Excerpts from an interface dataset
● ● ● ● ● ● ●
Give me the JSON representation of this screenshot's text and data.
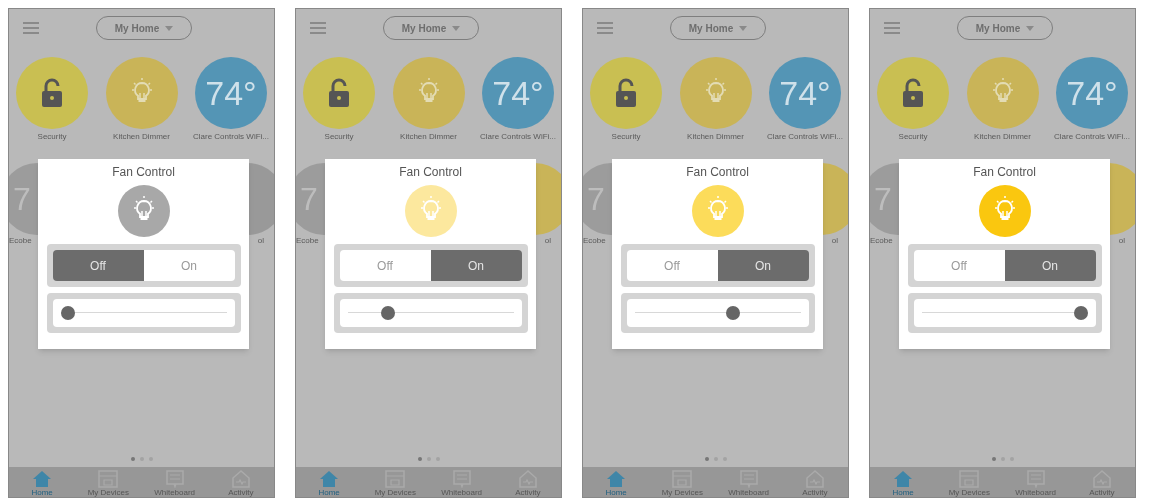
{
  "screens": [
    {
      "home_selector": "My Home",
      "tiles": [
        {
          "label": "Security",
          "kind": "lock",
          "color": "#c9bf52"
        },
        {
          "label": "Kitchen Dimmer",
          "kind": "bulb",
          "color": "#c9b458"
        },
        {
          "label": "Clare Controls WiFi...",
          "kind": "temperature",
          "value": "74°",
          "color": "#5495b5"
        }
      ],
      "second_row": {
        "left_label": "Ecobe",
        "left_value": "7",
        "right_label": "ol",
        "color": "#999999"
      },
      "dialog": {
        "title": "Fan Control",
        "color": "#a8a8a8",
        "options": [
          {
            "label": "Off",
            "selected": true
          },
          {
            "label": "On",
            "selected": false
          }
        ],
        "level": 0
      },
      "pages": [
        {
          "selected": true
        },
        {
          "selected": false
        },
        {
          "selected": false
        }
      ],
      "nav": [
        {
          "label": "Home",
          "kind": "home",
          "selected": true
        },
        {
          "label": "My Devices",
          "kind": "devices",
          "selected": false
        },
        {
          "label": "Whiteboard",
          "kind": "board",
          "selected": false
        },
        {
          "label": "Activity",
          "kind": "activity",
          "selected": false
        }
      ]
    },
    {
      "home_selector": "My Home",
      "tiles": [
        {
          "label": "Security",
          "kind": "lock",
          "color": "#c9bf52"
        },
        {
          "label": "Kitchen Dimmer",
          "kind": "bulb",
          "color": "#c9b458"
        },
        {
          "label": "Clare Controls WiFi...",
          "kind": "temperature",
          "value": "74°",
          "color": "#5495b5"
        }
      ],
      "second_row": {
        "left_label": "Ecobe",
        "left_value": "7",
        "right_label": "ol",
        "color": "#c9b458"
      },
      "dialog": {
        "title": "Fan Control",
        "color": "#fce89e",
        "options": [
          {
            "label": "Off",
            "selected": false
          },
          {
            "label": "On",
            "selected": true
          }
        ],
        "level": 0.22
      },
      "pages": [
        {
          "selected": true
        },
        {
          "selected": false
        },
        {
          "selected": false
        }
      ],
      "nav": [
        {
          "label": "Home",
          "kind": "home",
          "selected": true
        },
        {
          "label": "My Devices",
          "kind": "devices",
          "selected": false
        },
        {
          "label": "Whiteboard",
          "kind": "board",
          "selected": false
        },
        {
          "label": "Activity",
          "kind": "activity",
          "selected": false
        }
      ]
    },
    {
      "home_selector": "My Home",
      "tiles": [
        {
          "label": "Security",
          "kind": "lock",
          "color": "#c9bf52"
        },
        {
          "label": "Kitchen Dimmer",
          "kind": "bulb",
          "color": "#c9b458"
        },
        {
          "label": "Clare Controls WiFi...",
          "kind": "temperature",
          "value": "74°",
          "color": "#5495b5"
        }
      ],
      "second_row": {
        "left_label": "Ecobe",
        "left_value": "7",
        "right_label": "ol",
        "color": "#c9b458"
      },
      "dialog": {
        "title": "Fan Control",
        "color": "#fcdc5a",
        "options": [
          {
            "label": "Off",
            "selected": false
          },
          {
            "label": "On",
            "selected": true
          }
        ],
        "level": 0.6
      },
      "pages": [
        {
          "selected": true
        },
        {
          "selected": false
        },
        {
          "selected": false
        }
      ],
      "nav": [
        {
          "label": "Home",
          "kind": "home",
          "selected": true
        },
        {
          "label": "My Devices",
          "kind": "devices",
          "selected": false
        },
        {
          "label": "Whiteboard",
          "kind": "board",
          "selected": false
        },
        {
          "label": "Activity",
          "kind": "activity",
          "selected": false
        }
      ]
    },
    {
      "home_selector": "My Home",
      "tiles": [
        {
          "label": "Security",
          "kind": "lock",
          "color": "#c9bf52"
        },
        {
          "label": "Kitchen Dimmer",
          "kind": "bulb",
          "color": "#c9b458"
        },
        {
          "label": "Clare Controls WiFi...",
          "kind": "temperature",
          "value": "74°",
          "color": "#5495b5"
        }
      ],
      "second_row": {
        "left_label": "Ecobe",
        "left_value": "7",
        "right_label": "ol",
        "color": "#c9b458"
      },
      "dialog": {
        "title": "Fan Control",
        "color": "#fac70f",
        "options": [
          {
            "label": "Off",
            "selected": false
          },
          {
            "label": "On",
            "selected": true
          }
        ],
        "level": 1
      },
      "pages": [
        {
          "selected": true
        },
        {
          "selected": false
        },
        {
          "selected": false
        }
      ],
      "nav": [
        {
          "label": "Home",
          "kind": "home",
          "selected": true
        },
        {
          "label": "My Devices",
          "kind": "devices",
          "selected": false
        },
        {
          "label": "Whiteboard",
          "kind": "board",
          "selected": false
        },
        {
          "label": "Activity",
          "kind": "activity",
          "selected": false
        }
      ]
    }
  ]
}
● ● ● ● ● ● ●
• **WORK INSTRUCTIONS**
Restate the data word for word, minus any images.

• **EXERCISE RESPONSE**
Give me the JSON representation of this screenshot's text and data.
{
  "screens": [
    {
      "home_selector": "My Home",
      "tiles": [
        {
          "label": "Security",
          "kind": "lock",
          "color": "#c9bf52"
        },
        {
          "label": "Kitchen Dimmer",
          "kind": "bulb",
          "color": "#c9b458"
        },
        {
          "label": "Clare Controls WiFi...",
          "kind": "temperature",
          "value": "74°",
          "color": "#5495b5"
        }
      ],
      "second_row": {
        "left_label": "Ecobe",
        "left_value": "7",
        "right_label": "ol",
        "color": "#999999"
      },
      "dialog": {
        "title": "Fan Control",
        "color": "#a8a8a8",
        "options": [
          {
            "label": "Off",
            "selected": true
          },
          {
            "label": "On",
            "selected": false
          }
        ],
        "level": 0
      },
      "pages": [
        {
          "selected": true
        },
        {
          "selected": false
        },
        {
          "selected": false
        }
      ],
      "nav": [
        {
          "label": "Home",
          "kind": "home",
          "selected": true
        },
        {
          "label": "My Devices",
          "kind": "devices",
          "selected": false
        },
        {
          "label": "Whiteboard",
          "kind": "board",
          "selected": false
        },
        {
          "label": "Activity",
          "kind": "activity",
          "selected": false
        }
      ]
    },
    {
      "home_selector": "My Home",
      "tiles": [
        {
          "label": "Security",
          "kind": "lock",
          "color": "#c9bf52"
        },
        {
          "label": "Kitchen Dimmer",
          "kind": "bulb",
          "color": "#c9b458"
        },
        {
          "label": "Clare Controls WiFi...",
          "kind": "temperature",
          "value": "74°",
          "color": "#5495b5"
        }
      ],
      "second_row": {
        "left_label": "Ecobe",
        "left_value": "7",
        "right_label": "ol",
        "color": "#c9b458"
      },
      "dialog": {
        "title": "Fan Control",
        "color": "#fce89e",
        "options": [
          {
            "label": "Off",
            "selected": false
          },
          {
            "label": "On",
            "selected": true
          }
        ],
        "level": 0.22
      },
      "pages": [
        {
          "selected": true
        },
        {
          "selected": false
        },
        {
          "selected": false
        }
      ],
      "nav": [
        {
          "label": "Home",
          "kind": "home",
          "selected": true
        },
        {
          "label": "My Devices",
          "kind": "devices",
          "selected": false
        },
        {
          "label": "Whiteboard",
          "kind": "board",
          "selected": false
        },
        {
          "label": "Activity",
          "kind": "activity",
          "selected": false
        }
      ]
    },
    {
      "home_selector": "My Home",
      "tiles": [
        {
          "label": "Security",
          "kind": "lock",
          "color": "#c9bf52"
        },
        {
          "label": "Kitchen Dimmer",
          "kind": "bulb",
          "color": "#c9b458"
        },
        {
          "label": "Clare Controls WiFi...",
          "kind": "temperature",
          "value": "74°",
          "color": "#5495b5"
        }
      ],
      "second_row": {
        "left_label": "Ecobe",
        "left_value": "7",
        "right_label": "ol",
        "color": "#c9b458"
      },
      "dialog": {
        "title": "Fan Control",
        "color": "#fcdc5a",
        "options": [
          {
            "label": "Off",
            "selected": false
          },
          {
            "label": "On",
            "selected": true
          }
        ],
        "level": 0.6
      },
      "pages": [
        {
          "selected": true
        },
        {
          "selected": false
        },
        {
          "selected": false
        }
      ],
      "nav": [
        {
          "label": "Home",
          "kind": "home",
          "selected": true
        },
        {
          "label": "My Devices",
          "kind": "devices",
          "selected": false
        },
        {
          "label": "Whiteboard",
          "kind": "board",
          "selected": false
        },
        {
          "label": "Activity",
          "kind": "activity",
          "selected": false
        }
      ]
    },
    {
      "home_selector": "My Home",
      "tiles": [
        {
          "label": "Security",
          "kind": "lock",
          "color": "#c9bf52"
        },
        {
          "label": "Kitchen Dimmer",
          "kind": "bulb",
          "color": "#c9b458"
        },
        {
          "label": "Clare Controls WiFi...",
          "kind": "temperature",
          "value": "74°",
          "color": "#5495b5"
        }
      ],
      "second_row": {
        "left_label": "Ecobe",
        "left_value": "7",
        "right_label": "ol",
        "color": "#c9b458"
      },
      "dialog": {
        "title": "Fan Control",
        "color": "#fac70f",
        "options": [
          {
            "label": "Off",
            "selected": false
          },
          {
            "label": "On",
            "selected": true
          }
        ],
        "level": 1
      },
      "pages": [
        {
          "selected": true
        },
        {
          "selected": false
        },
        {
          "selected": false
        }
      ],
      "nav": [
        {
          "label": "Home",
          "kind": "home",
          "selected": true
        },
        {
          "label": "My Devices",
          "kind": "devices",
          "selected": false
        },
        {
          "label": "Whiteboard",
          "kind": "board",
          "selected": false
        },
        {
          "label": "Activity",
          "kind": "activity",
          "selected": false
        }
      ]
    }
  ]
}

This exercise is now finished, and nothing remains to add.